The previous post ends with the question: "Why would I want to do this kind of 'heavy lifting' work and blog about it for free, when that’s how I make my money?"
The short answer is: marketing.
As I noted in the previous post, the work of assessing patent quality is esoteric in nature. Not many people can do it well because it demands polymath expertise in three areas: law, technology, and business.
Because the work is esoteric, it's hard to describe it in the sort of pithy terms one would employ in Google AdWords. Moreover, because it's such a rare skill, it's not widely known that the work demands this tripartite expertise.
This is why, I believe, one regularly finds lawyers or engineers tasked with the job of assessing patent quality. Such people usually possess only one or two of the necessary skills, but not the third. This makes their work deficient. But they don't know it.
This is also why one regularly finds news stories discussing a noteworthy patent litigation without so much as mentioning patent quality.
The final kicker concerning marketing my skills is that my work is done very privately for companies, most of whom are extremely concerned about confidentiality. So, obviously, and it is unfortunate, but the last thing they want to do is market my skills to others.

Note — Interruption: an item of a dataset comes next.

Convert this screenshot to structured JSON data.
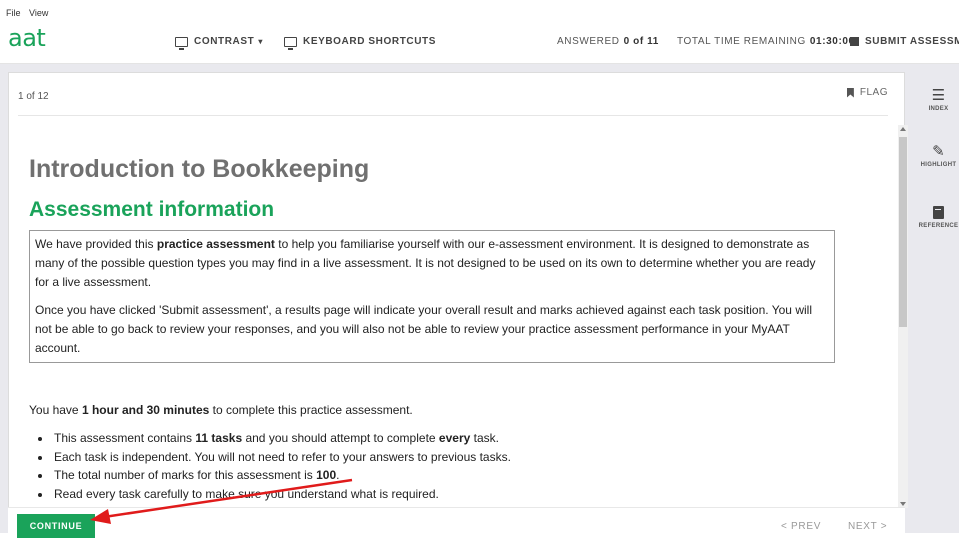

Ergo blogging examples of my work.
The other reason for blogging this work is that I'm a blogger. I have a socio-political blog. A health blog. A Twitter account I use to record personal health data. I'm the author of an hypothesis linking a theory of human personality to the brain.
The question isn't why I should blog about my work. The question is: What took me so long?
The answer is what I've said above. My work is confidential in nature; not something to be blogged about. And not exactly a marketing pro, yet, I didn't figure out this marketing angle until recently.